Two days after forward Marty Erat confirmed he’s asked the Capitals to trade him, the agent for defenseman Dmitry Orlov said he has asked general manager George McPhee to trade the 22-year-old blue liner.
“Obviously, what Dmitry would like is to be traded,” agent Mark Gandler told CSNWashington.com Wednesday, “because he has no future in Washington whatsoever, zero chance for him.
“I think his value as a player is diminishing with every day and the team is losing valuable time and also ruining his career.”
Taken by the Capitals in the second round of the 2009 NHL draft, Orlov played 60 games under Dale Hunter two seasons ago and played five more games under Adam Oates last season.

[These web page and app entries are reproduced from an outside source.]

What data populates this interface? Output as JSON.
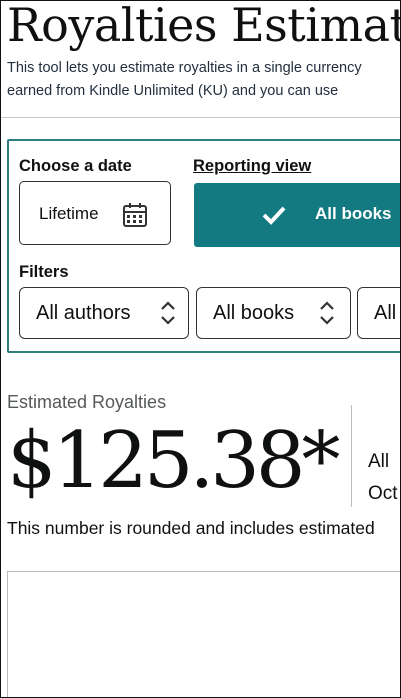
{
  "page": {
    "title": "Royalties Estimator",
    "intro_line1": "This tool lets you estimate royalties in a single currency",
    "intro_line2": "earned from Kindle Unlimited (KU) and you can use"
  },
  "controls": {
    "date_label": "Choose a date",
    "date_value": "Lifetime",
    "view_label": "Reporting view",
    "view_button": "All books",
    "filters_label": "Filters",
    "filter_authors": "All authors",
    "filter_books": "All books",
    "filter_third": "All"
  },
  "summary": {
    "label": "Estimated Royalties",
    "amount": "$125.38*",
    "side_line1": "All",
    "side_line2": "Oct",
    "note": "This number is rounded and includes estimated"
  },
  "colors": {
    "accent": "#137a82",
    "panel_border": "#2e7d80"
  },
  "icons": {
    "calendar": "calendar-icon",
    "check": "check-icon",
    "sort": "up-down-chevron-icon"
  }
}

This year, he has been recalled from the Hershey Bears five times but has yet to play a game for the Capitals. In 10 games for the Hershey Bears Orlov is fourth on the team in scoring with three goals and six assists for nine points.

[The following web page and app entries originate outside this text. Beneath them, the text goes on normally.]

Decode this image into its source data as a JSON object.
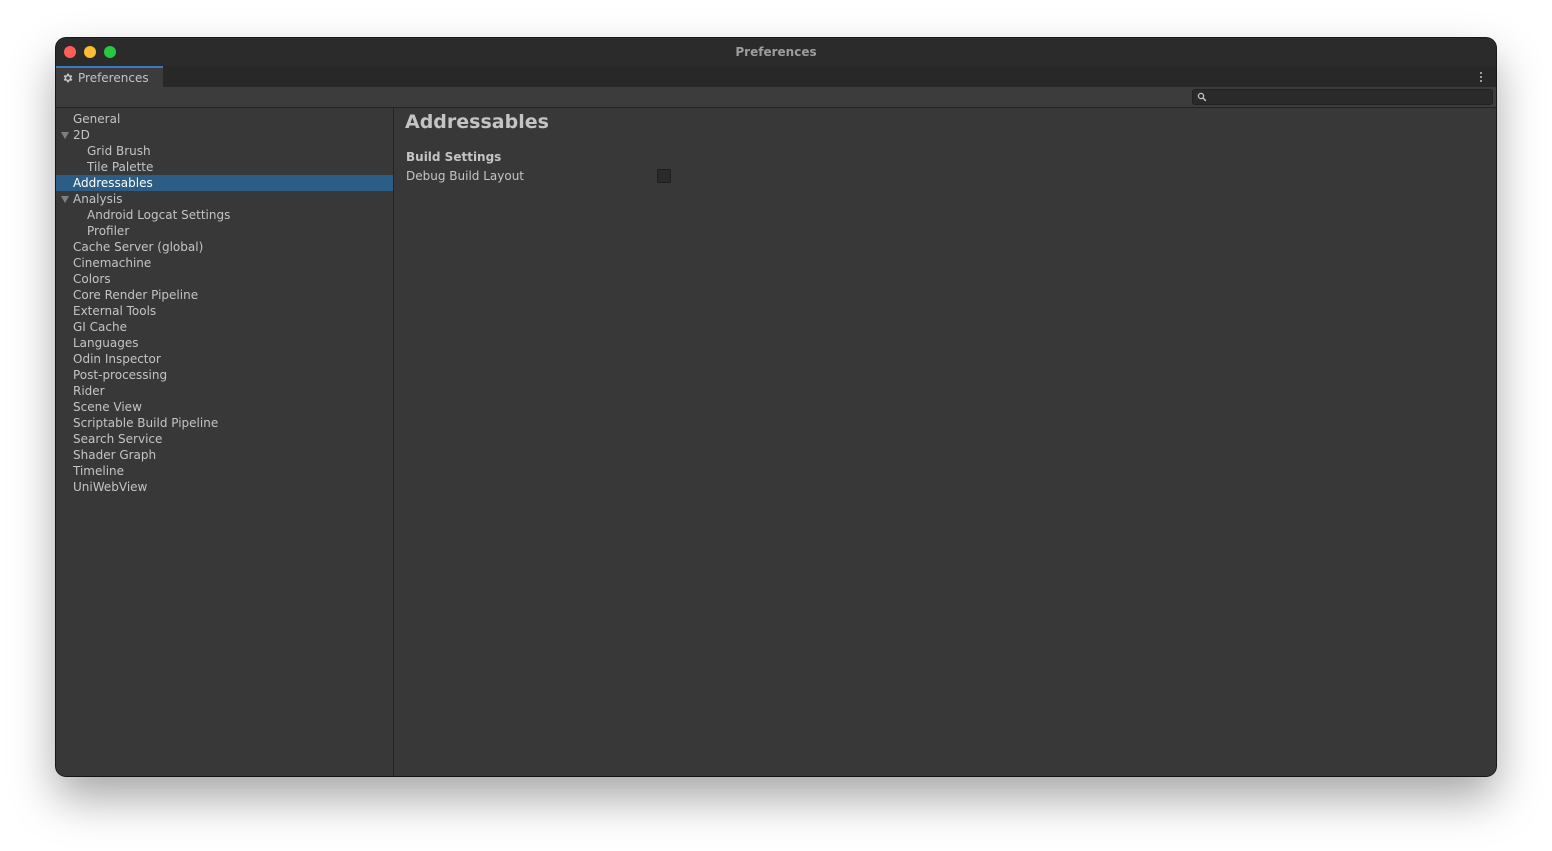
{
  "window": {
    "title": "Preferences"
  },
  "tab": {
    "label": "Preferences",
    "icon": "gear-icon"
  },
  "search": {
    "value": "",
    "placeholder": "",
    "icon": "search-icon"
  },
  "sidebar": {
    "items": [
      {
        "label": "General",
        "level": 0
      },
      {
        "label": "2D",
        "level": 0,
        "expanded": true
      },
      {
        "label": "Grid Brush",
        "level": 1
      },
      {
        "label": "Tile Palette",
        "level": 1
      },
      {
        "label": "Addressables",
        "level": 0,
        "selected": true
      },
      {
        "label": "Analysis",
        "level": 0,
        "expanded": true
      },
      {
        "label": "Android Logcat Settings",
        "level": 1
      },
      {
        "label": "Profiler",
        "level": 1
      },
      {
        "label": "Cache Server (global)",
        "level": 0
      },
      {
        "label": "Cinemachine",
        "level": 0
      },
      {
        "label": "Colors",
        "level": 0
      },
      {
        "label": "Core Render Pipeline",
        "level": 0
      },
      {
        "label": "External Tools",
        "level": 0
      },
      {
        "label": "GI Cache",
        "level": 0
      },
      {
        "label": "Languages",
        "level": 0
      },
      {
        "label": "Odin Inspector",
        "level": 0
      },
      {
        "label": "Post-processing",
        "level": 0
      },
      {
        "label": "Rider",
        "level": 0
      },
      {
        "label": "Scene View",
        "level": 0
      },
      {
        "label": "Scriptable Build Pipeline",
        "level": 0
      },
      {
        "label": "Search Service",
        "level": 0
      },
      {
        "label": "Shader Graph",
        "level": 0
      },
      {
        "label": "Timeline",
        "level": 0
      },
      {
        "label": "UniWebView",
        "level": 0
      }
    ]
  },
  "content": {
    "title": "Addressables",
    "section": "Build Settings",
    "settings": [
      {
        "label": "Debug Build Layout",
        "checked": false
      }
    ]
  },
  "colors": {
    "selection": "#2c5d87",
    "tab_accent": "#3a79bb",
    "window_bg": "#383838",
    "close": "#ff5f57",
    "minimize": "#febc2e",
    "maximize": "#28c840"
  }
}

Gandler and McPhee confirmed that Orlov, who is in the final year of his three-year entry-level contract, has a clause in it that states he has the right to play in the Kontinental Hockey League if he is on the Capitals’ roster fewer than 30 days before Jan. 1. Orlov has spent 19 days on the Caps’ roster, all of them as a practice player.

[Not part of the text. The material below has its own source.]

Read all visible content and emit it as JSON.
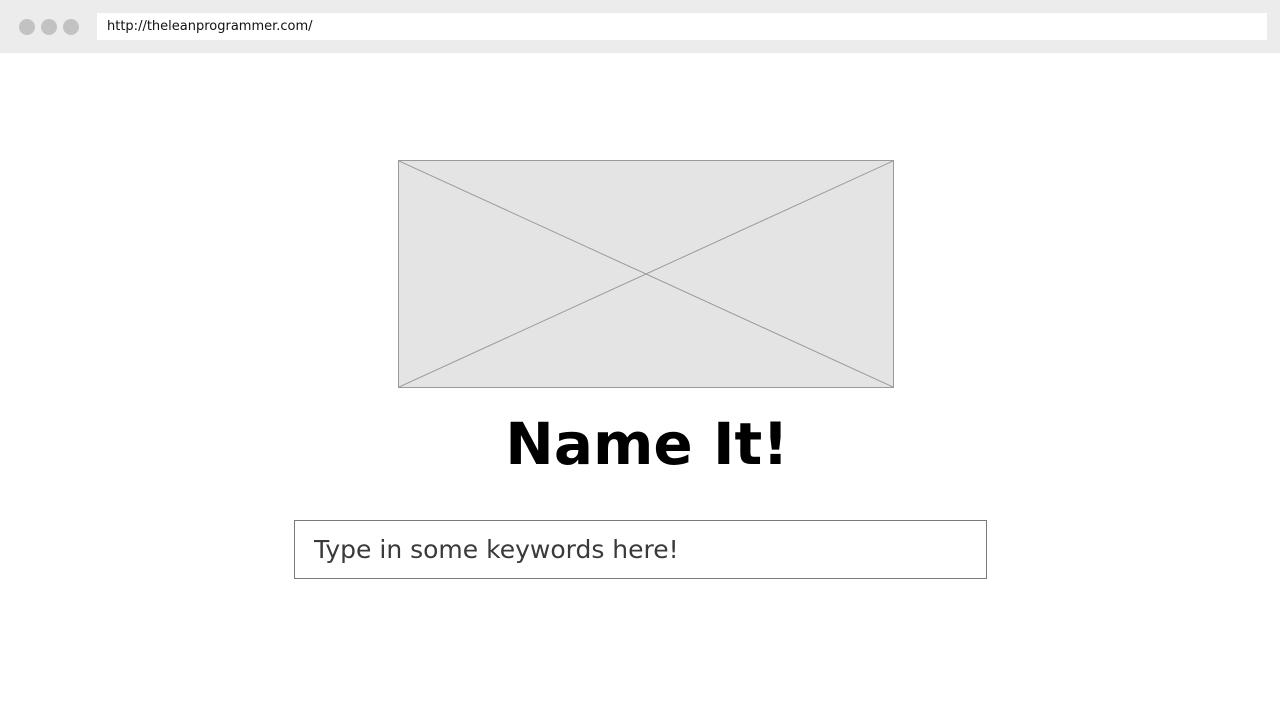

“It’s getting for him increasingly difficult to handle this, emotionally and also physically,” Gandler said. “He’s coming into Washington knowing he’s not going to get into the game no matter what. God forbid, this team would have to go down with the flu for Dmitry to get in – everyone.
“He has to train hard, and then he has to get in the car and drive hours back to Hershey and work hard there and keep his head in the game and play hard and play well. That is very, very difficult to do for no reason whatsoever.
“If he’s not an NHL player there’s no reason to marinate him in the minors,” Gandler continued. “Let him go. The easier solution, and it’s a great solution for everybody, is for him to be traded. I’ve been in this business 25 years. I don’t think there is a problem finding a team that would like him.”
McPhee told CSNWashington.com part of the reason the Capitals have recalled Orlov so often is because they want him to be ready for when he is placed in the lineup.
“We really like the way he’s playing and we’re looking forward to that day he goes in,” McPhee said.
McPhee also noted that when left-handed shooting defenseman John Erskine was sidelined with an injury on Oct 11, the Capitals would have recalled Orlov if he did not have pink eye. Instead, the Cps recalled rookie Nate Schmidt and he’s played every game since.
“Who do you pull out?” McPhee said. “[Alex] Urbom’s playing well; Schmidt’s playing well and [Karl] Alzner is playing well. If it was the other way around and Orly was playing well, it wouldn’t be fair to pull him out just to get somebody else a couple games. That’s the way it is right now. Things can change overnight. We don’t know Well see.”
Gandler said he can’t see things changing as long as Oates is coach of the Capitals.
“Let’s not beat around the bush,” Gandler said. “Adam does not like Dmitry’s game, and Dmitry’s game is not going to change. They know exactly what he brings. There is no intention on Adam’s part to use him.”
McPhee acknowledged there have been many times during his 15 years as general manager of the Capitals than he and coaches have disagreed on the use of players.
“It [happens] from time to time,” he said. “We’ve had those situations before. In retrospect, sometimes the coach was right; sometimes I was right. There are a couple of those situations every year. It’s a long year.”
McPhee declined to comment directly on Gandler’s trade demand, saying, “Our objective is to keep developing him and hope that when he gets in there he plays the way he can play.”
As for Gandler, he made it clear that Orlov’s hockey future does not lie in Washington.
“The only humane thing to do – and at the same time the only right thing to do for your own business – is to trade the guy. If they played him for five games his value would skyrocket, then get rid of him.
“Seeing the situation, George needs to cut his losses and get the best deal he can. As you can imagine, there’s no chance in hell Dmitry is going to sign with the Capitals for next season.”
McPhee said he understands Orlov’s frustration and is not looking ahead to renegotiations.
“You can’t stop people from being young,” he said. “Everybody wants to play. He’s not happy about not playing and we understand that. You have to earn your way in and when you get in you have to play well enough to stay in. I’m not worried about next summer right now. I’m worried about the next game.”